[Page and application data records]
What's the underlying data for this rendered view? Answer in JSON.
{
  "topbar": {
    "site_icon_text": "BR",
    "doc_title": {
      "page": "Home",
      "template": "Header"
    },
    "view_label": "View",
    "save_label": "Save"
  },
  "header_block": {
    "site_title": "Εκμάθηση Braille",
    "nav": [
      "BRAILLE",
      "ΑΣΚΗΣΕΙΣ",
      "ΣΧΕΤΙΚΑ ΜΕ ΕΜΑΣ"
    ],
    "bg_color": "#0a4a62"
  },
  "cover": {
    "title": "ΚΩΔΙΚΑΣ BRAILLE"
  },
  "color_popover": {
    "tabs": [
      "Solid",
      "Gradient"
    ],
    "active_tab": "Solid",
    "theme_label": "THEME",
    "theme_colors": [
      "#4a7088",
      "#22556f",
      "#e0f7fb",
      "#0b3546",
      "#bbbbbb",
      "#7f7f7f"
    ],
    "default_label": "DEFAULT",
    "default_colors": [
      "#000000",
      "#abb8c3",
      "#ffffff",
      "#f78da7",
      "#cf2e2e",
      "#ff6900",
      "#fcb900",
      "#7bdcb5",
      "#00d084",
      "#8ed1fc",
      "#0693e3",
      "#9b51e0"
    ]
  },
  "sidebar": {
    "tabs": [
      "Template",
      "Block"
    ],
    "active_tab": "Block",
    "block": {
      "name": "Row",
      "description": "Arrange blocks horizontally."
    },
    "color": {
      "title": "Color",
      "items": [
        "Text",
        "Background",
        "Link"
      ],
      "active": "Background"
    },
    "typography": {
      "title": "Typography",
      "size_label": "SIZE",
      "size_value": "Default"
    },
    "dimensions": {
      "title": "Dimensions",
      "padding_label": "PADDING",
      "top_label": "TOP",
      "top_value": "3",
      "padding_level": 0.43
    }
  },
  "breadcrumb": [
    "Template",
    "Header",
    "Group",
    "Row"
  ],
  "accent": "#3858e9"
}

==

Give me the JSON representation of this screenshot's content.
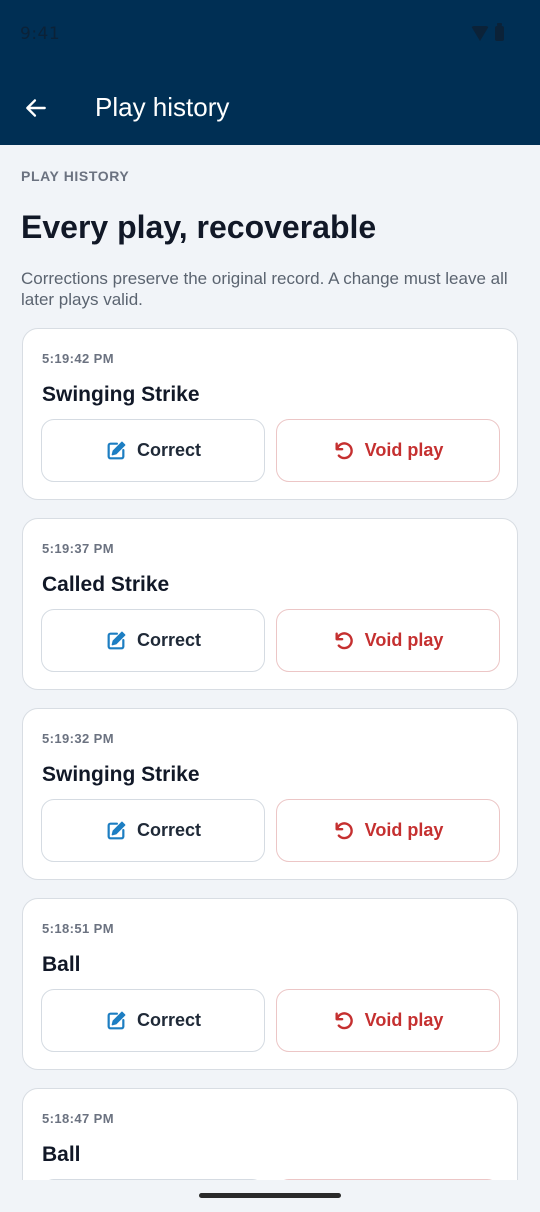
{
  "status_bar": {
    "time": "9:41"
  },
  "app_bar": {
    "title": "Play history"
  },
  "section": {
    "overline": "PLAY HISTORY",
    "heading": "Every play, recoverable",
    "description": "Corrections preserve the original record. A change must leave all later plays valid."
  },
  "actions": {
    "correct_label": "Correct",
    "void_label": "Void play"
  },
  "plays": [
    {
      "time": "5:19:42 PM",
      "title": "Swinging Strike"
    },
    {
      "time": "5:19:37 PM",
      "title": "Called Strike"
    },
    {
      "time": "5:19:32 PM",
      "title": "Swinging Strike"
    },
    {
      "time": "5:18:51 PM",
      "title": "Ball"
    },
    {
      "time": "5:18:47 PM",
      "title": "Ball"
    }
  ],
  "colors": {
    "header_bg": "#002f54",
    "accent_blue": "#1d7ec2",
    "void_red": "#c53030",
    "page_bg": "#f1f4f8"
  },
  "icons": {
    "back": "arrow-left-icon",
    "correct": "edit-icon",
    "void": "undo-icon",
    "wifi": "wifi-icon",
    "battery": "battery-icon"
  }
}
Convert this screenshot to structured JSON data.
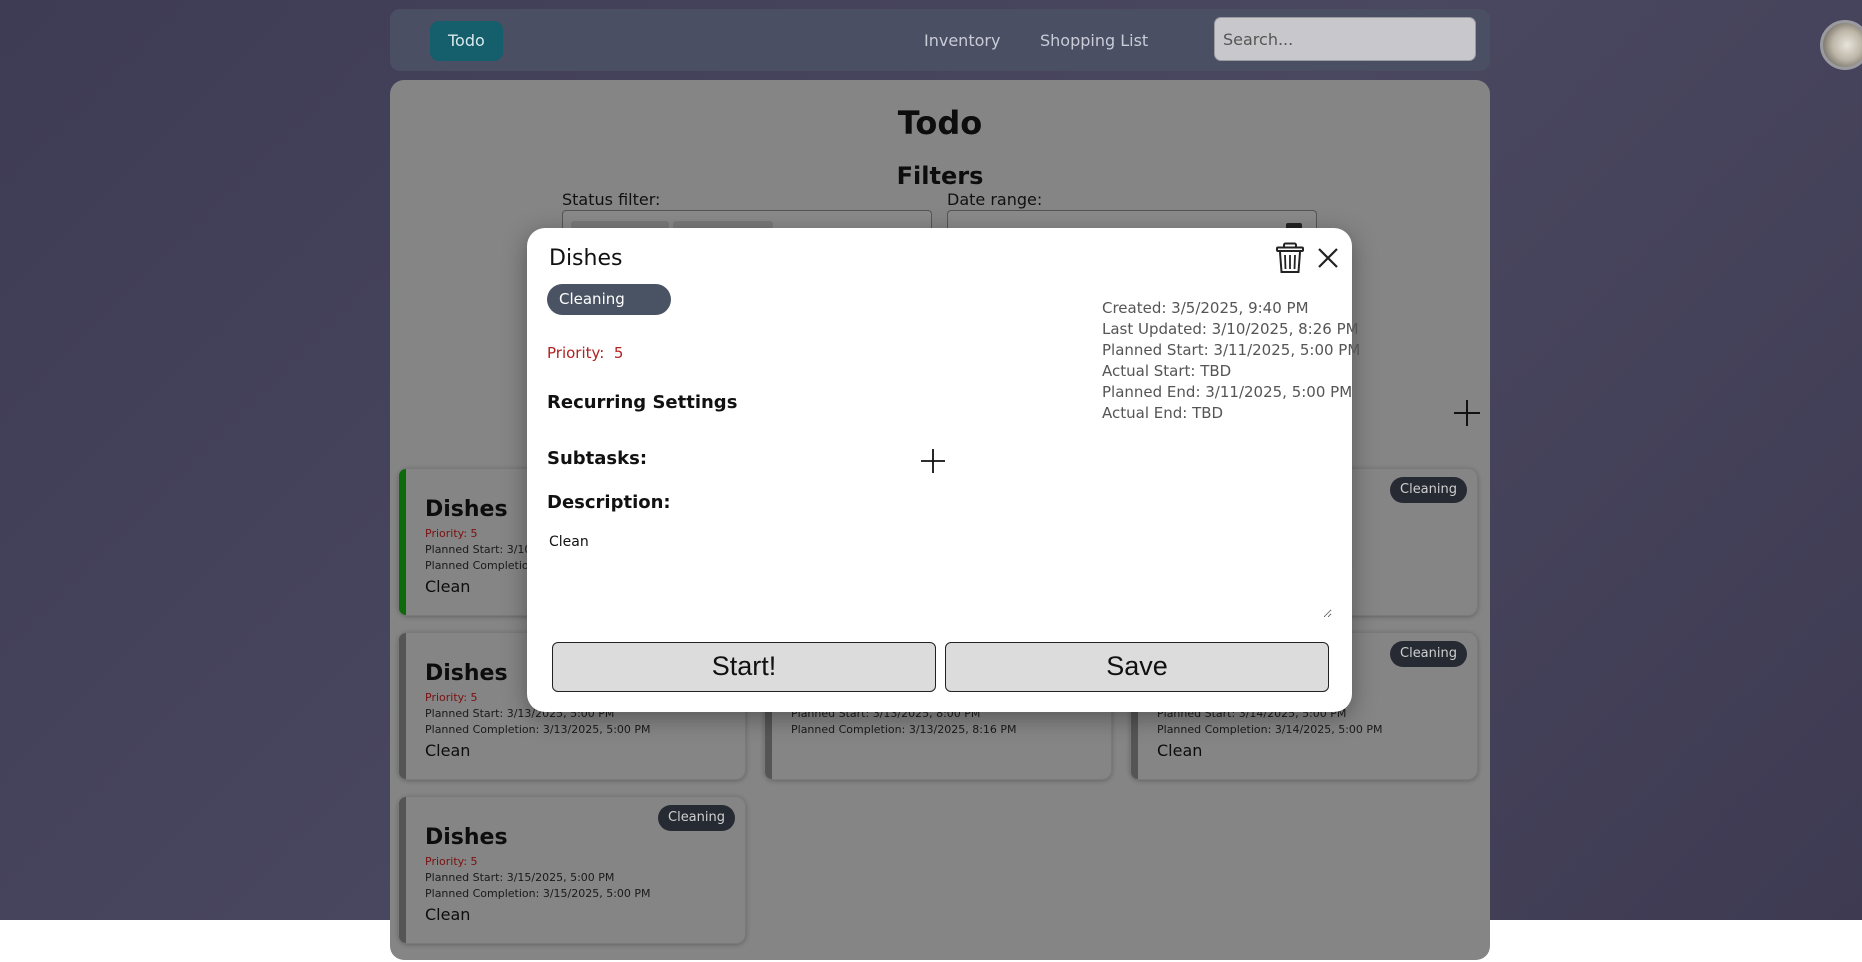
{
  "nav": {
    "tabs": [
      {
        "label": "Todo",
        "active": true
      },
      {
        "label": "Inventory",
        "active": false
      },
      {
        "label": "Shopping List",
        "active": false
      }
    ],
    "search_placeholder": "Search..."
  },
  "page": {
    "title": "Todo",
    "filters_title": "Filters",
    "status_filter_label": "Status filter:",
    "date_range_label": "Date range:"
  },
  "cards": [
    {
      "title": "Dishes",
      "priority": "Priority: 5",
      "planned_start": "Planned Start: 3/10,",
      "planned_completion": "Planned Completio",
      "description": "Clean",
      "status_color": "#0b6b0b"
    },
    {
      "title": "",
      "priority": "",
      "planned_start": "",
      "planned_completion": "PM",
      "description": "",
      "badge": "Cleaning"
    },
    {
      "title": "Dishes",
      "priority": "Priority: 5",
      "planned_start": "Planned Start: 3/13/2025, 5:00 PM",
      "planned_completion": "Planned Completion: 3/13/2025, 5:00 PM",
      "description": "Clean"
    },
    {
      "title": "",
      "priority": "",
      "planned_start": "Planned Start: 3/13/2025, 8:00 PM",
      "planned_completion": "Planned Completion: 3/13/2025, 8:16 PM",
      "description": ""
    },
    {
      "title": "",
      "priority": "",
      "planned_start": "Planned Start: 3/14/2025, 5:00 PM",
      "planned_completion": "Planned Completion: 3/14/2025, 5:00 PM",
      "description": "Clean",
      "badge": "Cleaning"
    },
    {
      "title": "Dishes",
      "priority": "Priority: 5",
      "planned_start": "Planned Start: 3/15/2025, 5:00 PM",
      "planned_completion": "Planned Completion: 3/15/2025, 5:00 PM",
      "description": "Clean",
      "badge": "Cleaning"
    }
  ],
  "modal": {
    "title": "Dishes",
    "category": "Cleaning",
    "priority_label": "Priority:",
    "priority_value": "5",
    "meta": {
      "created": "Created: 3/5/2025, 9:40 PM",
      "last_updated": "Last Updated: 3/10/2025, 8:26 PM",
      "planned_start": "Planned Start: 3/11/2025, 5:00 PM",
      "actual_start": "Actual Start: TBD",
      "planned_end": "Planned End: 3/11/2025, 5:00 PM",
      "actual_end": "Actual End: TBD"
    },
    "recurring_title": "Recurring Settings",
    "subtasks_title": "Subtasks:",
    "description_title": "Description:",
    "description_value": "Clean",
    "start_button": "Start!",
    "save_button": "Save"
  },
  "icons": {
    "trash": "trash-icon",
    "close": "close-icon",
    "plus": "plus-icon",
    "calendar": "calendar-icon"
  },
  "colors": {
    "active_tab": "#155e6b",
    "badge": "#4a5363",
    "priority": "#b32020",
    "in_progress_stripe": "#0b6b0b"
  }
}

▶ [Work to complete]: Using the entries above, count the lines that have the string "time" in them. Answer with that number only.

▶ [Task result]: 6